What to Know
- Last week, a judge denied Bill Brennan's request to appoint a special prosecutor in the official misconduct case
- Brennan filed a motion to appeal, saying a special prosecutor is needed to avoid the appearance of a conflict of interest
- Christie's attorneys and the judge have said Brennan lacks the legal standing to make such a request
The activist and former firefighter who filed a citizen's official misconduct complaint against Chris Christie in the George Washington Bridge lane-closing scandal has announced his intention to run for New Jersey governor in 2017.
Bill Brennan made the announcement at a news briefing Monday, pitting himself against John Wisniewski, the longtime state assemblyman who co-chaired the legislative inquiry into the bridge scandal, ex-Goldman Sachs executive Phil Murphy and former U.S. Under Secretary of the Treasury for Enforcement Jim Johnson in the Democratic primary.
Brennan, a former Teaneck firefighter, also said he would appeal a judge's decision last week not to appoint a special prosecutor in the official misconduct case against Christie. Brennan filed the complaint earlier this year alleging that Christie failed to order subordinates to reopen the bridge access lanes from Fort Lee after it became clear that the September 2013 lane closures were adversely affecting the flow of traffic. A different judge ruled that there was probable cause to let the complaint go forward in October.
On Friday, Superior Court Judge Bonnie Mizdol dismissed Brennan's request to appoint a special prosecutor, saying that the Wayne resident lacked the standing to make such a request.
In his appeal, Brennan said a citizen complainant is barred from pursuing two courses of legal action that a special appointed prosecutor would be allowed to follow. He also said the current prosecutors are beholden to Christie, which he
alleged would compromise their ability to ensure justice would be served.
"The world is watching as a defendant controls his prosecutors, this is an astonishingly embarrassing spectacle that must be curtailed," he writes in the motion to appeal. "As an issue of first impression your decision constitutes the foundation for all of the law to be decided on these facts. Thus far, Your Honor avoids the issue entirely via the resolution of unasked questions rather than addressing salient issues of Constitutional impact."
Brennan, representing himself, argued before Mizdol last week that a special prosecutor was needed to remove the appearance of a conflict of interest. Attorney General Chris Porrino and Bergen County Prosecutor Gurbir Grewal, both appointed by Christie, have recused themselves from the case, but Brennan argued that their subordinates also should be recused. Grewal's subordinates are not appointees.
"The conflict is real and it's palpable.
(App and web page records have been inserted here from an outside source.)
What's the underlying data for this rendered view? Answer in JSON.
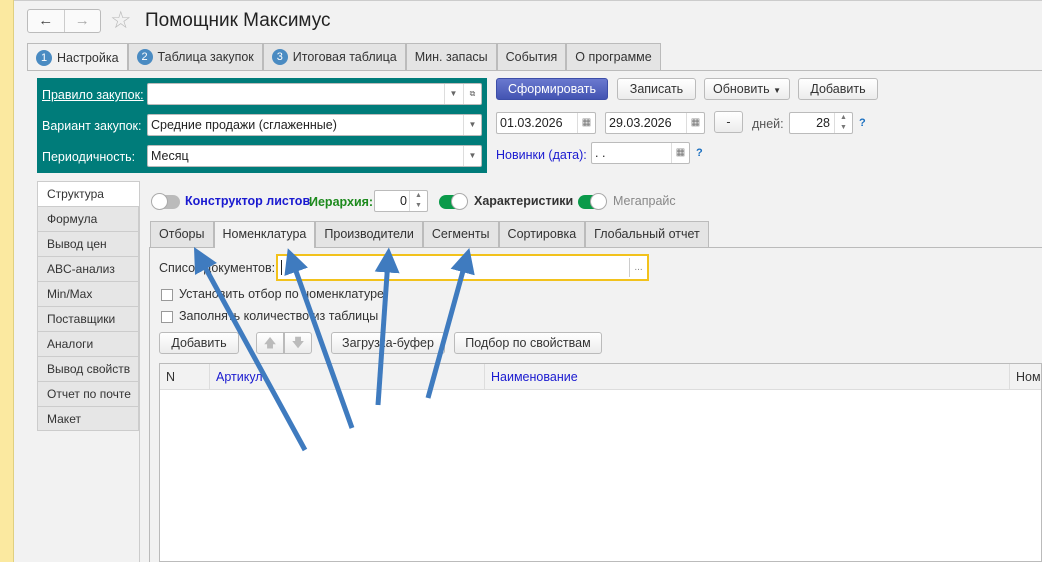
{
  "window": {
    "title": "Помощник Максимус",
    "back": "←",
    "forward": "→",
    "star": "☆"
  },
  "main_tabs": [
    {
      "num": "1",
      "label": "Настройка"
    },
    {
      "num": "2",
      "label": "Таблица закупок"
    },
    {
      "num": "3",
      "label": "Итоговая таблица"
    },
    {
      "label": "Мин. запасы"
    },
    {
      "label": "События"
    },
    {
      "label": "О программе"
    }
  ],
  "params": {
    "rule_label": "Правило закупок:",
    "rule_value": "",
    "variant_label": "Вариант закупок:",
    "variant_value": "Средние продажи (сглаженные)",
    "period_label": "Периодичность:",
    "period_value": "Месяц"
  },
  "toolbar": {
    "generate": "Сформировать",
    "save": "Записать",
    "refresh": "Обновить",
    "add": "Добавить"
  },
  "dates": {
    "from": "01.03.2026",
    "to": "29.03.2026",
    "minus": "-",
    "days_label": "дней:",
    "days": "28",
    "help": "?",
    "new_label": "Новинки (дата):",
    "new_value": " .  .",
    "help2": "?"
  },
  "side_tabs": [
    "Структура",
    "Формула",
    "Вывод цен",
    "ABC-анализ",
    "Min/Max",
    "Поставщики",
    "Аналоги",
    "Вывод свойств",
    "Отчет по почте",
    "Макет"
  ],
  "options": {
    "constructor": "Конструктор листов",
    "hierarchy_label": "Иерархия:",
    "hierarchy": "0",
    "characteristics": "Характеристики",
    "megaprice": "Мегапрайс"
  },
  "sub_tabs": [
    "Отборы",
    "Номенклатура",
    "Производители",
    "Сегменты",
    "Сортировка",
    "Глобальный отчет"
  ],
  "nomen": {
    "doc_list_label": "Список документов:",
    "doc_list_value": "",
    "dots": "...",
    "chk1": "Установить отбор по номенклатуре",
    "chk2": "Заполнять количество из таблицы",
    "add": "Добавить",
    "up": "🡅",
    "down": "🡇",
    "buffer": "Загрузка-буфер",
    "by_props": "Подбор по свойствам"
  },
  "table": {
    "columns": [
      "N",
      "Артикул",
      "Наименование",
      "Ном"
    ]
  },
  "colors": {
    "teal": "#007c7a",
    "arrow": "#3f7bbf",
    "accent": "#4354b2"
  }
}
They're all on the same side, figuratively, literally and visually," he said as he pointed to lawyers representing the prosecutor's office, attorney general's office and Christie.
One of Christie's attorneys said it was an "insult to the process" to say that assistant county prosecutors couldn't be fair, and accused Brennan of grandstanding.
Christie has repeatedly denied any wrongdoing and was never charged in the scheme to create traffic jams on the country's busiest bridge as political payback to a mayor who didn't endorse the governor's re-election. Two former Christie allies were recently convicted in the case, and a third earlier pleaded guilty and testified against them.